[Dataset records]

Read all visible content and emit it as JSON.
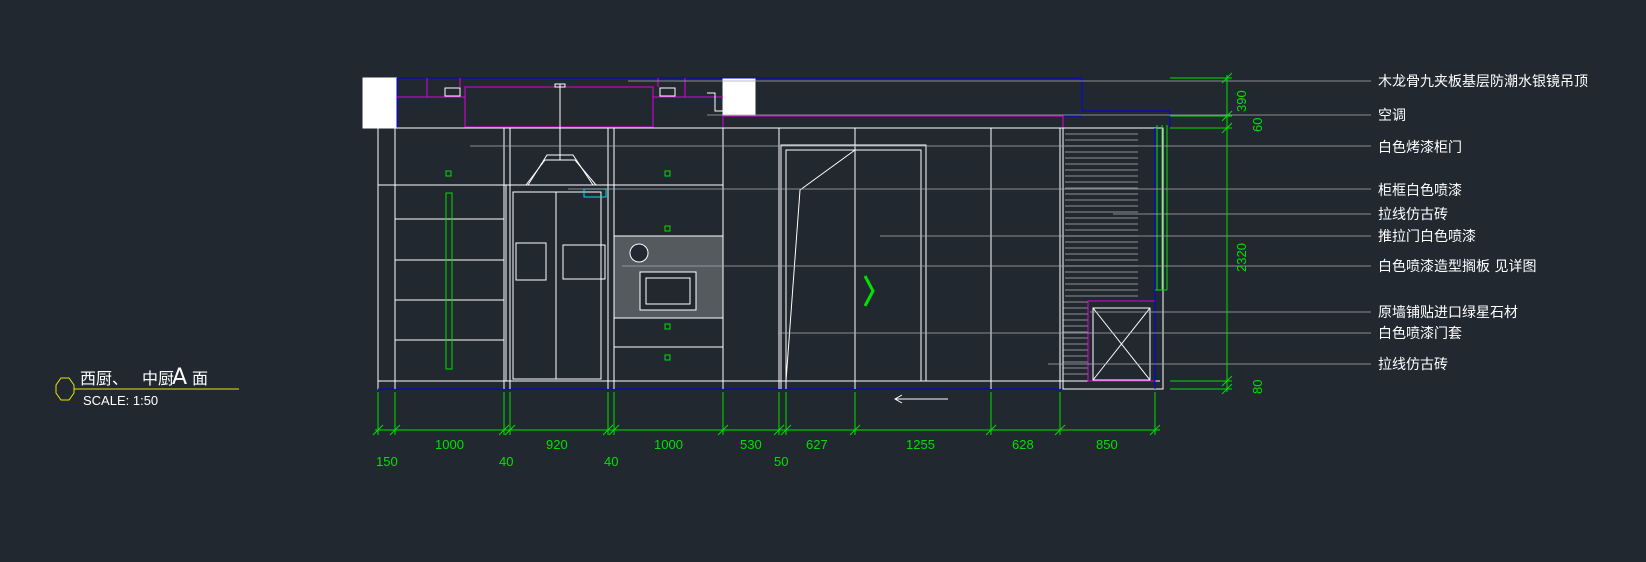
{
  "title": {
    "part1": "西厨、",
    "part2": "中厨",
    "big": "A",
    "part3": "面"
  },
  "scale": "SCALE: 1:50",
  "annotations": [
    "木龙骨九夹板基层防潮水银镜吊顶",
    "空调",
    "白色烤漆柜门",
    "柜框白色喷漆",
    "拉线仿古砖",
    "推拉门白色喷漆",
    "白色喷漆造型搁板 见详图",
    "原墙铺贴进口绿星石材",
    "白色喷漆门套",
    "拉线仿古砖"
  ],
  "dims_horizontal_top": [
    "1000",
    "920",
    "1000",
    "530",
    "627",
    "1255",
    "628",
    "850"
  ],
  "dims_horizontal_bottom": [
    "150",
    "40",
    "40",
    "50"
  ],
  "dims_vertical": [
    "390",
    "60",
    "2320",
    "80"
  ],
  "colors": {
    "background": "#212830",
    "line": "#ffffff",
    "dimension": "#00e000",
    "accent_magenta": "#e000e0",
    "accent_blue": "#0000ee",
    "accent_yellow": "#e8e800"
  }
}
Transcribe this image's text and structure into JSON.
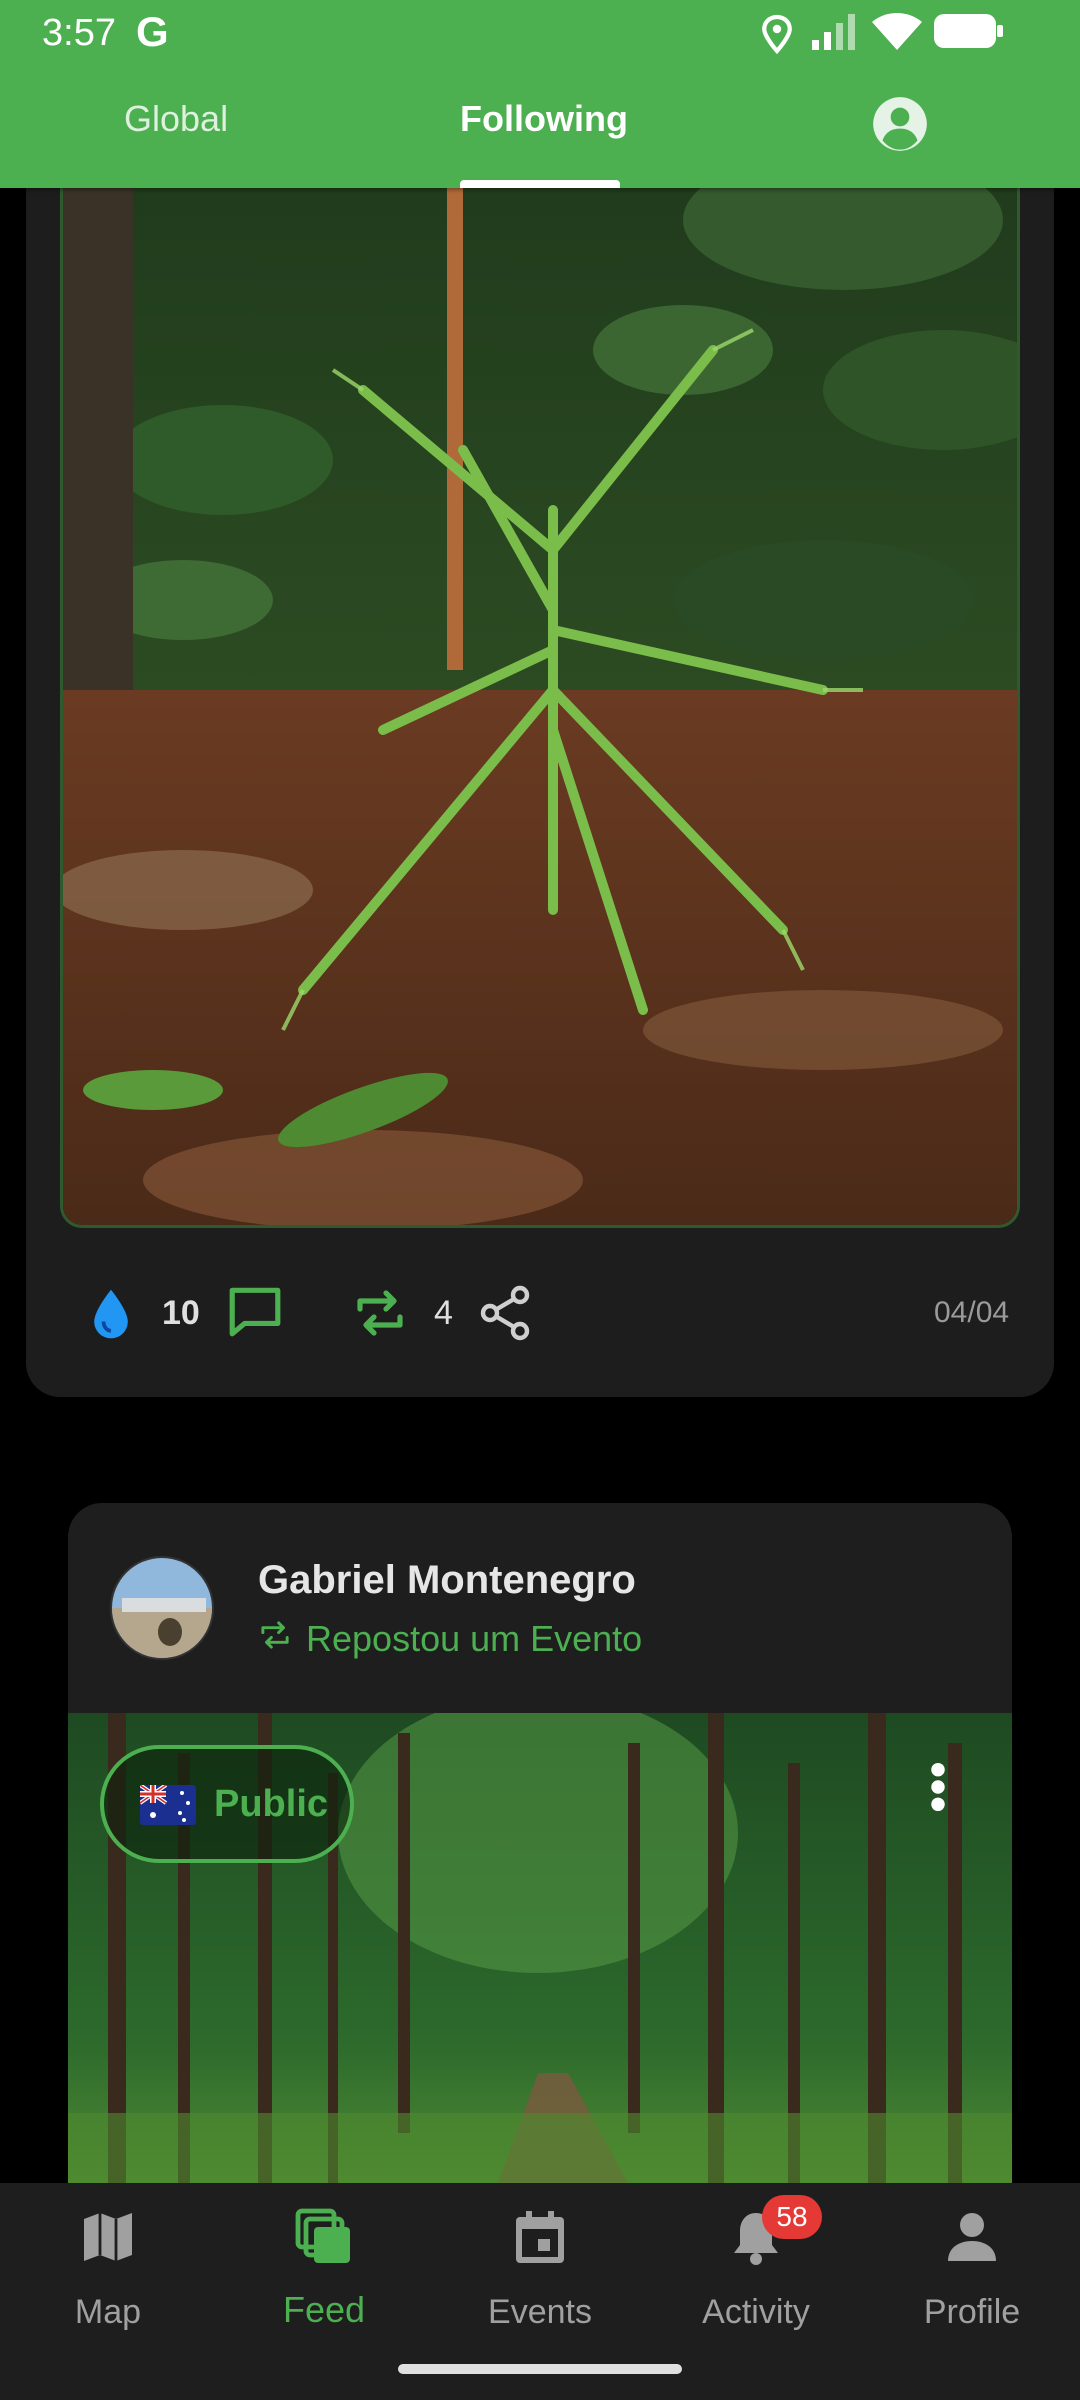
{
  "status_bar": {
    "time": "3:57",
    "g_logo": "G"
  },
  "tabs": [
    {
      "label": "Global"
    },
    {
      "label": "Following"
    }
  ],
  "post1": {
    "likes": "10",
    "reposts": "4",
    "date": "04/04"
  },
  "post2": {
    "author": "Gabriel Montenegro",
    "subtitle": "Repostou um Evento",
    "visibility": "Public"
  },
  "nav": {
    "map": "Map",
    "feed": "Feed",
    "events": "Events",
    "activity": "Activity",
    "activity_badge": "58",
    "profile": "Profile"
  },
  "colors": {
    "accent": "#4caf50",
    "badge": "#e53935",
    "like": "#2196f3"
  }
}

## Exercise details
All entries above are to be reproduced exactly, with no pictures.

## Response to this task
Read all visible content and emit it as JSON.
{
  "title": {
    "part1": "西厨、",
    "part2": "中厨",
    "big": "A",
    "part3": "面"
  },
  "scale": "SCALE: 1:50",
  "annotations": [
    "木龙骨九夹板基层防潮水银镜吊顶",
    "空调",
    "白色烤漆柜门",
    "柜框白色喷漆",
    "拉线仿古砖",
    "推拉门白色喷漆",
    "白色喷漆造型搁板 见详图",
    "原墙铺贴进口绿星石材",
    "白色喷漆门套",
    "拉线仿古砖"
  ],
  "dims_horizontal_top": [
    "1000",
    "920",
    "1000",
    "530",
    "627",
    "1255",
    "628",
    "850"
  ],
  "dims_horizontal_bottom": [
    "150",
    "40",
    "40",
    "50"
  ],
  "dims_vertical": [
    "390",
    "60",
    "2320",
    "80"
  ],
  "colors": {
    "background": "#212830",
    "line": "#ffffff",
    "dimension": "#00e000",
    "accent_magenta": "#e000e0",
    "accent_blue": "#0000ee",
    "accent_yellow": "#e8e800"
  }
}
Transcribe this image's text and structure into JSON.
{
  "status_bar": {
    "time": "3:57",
    "g_logo": "G"
  },
  "tabs": [
    {
      "label": "Global"
    },
    {
      "label": "Following"
    }
  ],
  "post1": {
    "likes": "10",
    "reposts": "4",
    "date": "04/04"
  },
  "post2": {
    "author": "Gabriel Montenegro",
    "subtitle": "Repostou um Evento",
    "visibility": "Public"
  },
  "nav": {
    "map": "Map",
    "feed": "Feed",
    "events": "Events",
    "activity": "Activity",
    "activity_badge": "58",
    "profile": "Profile"
  },
  "colors": {
    "accent": "#4caf50",
    "badge": "#e53935",
    "like": "#2196f3"
  }
}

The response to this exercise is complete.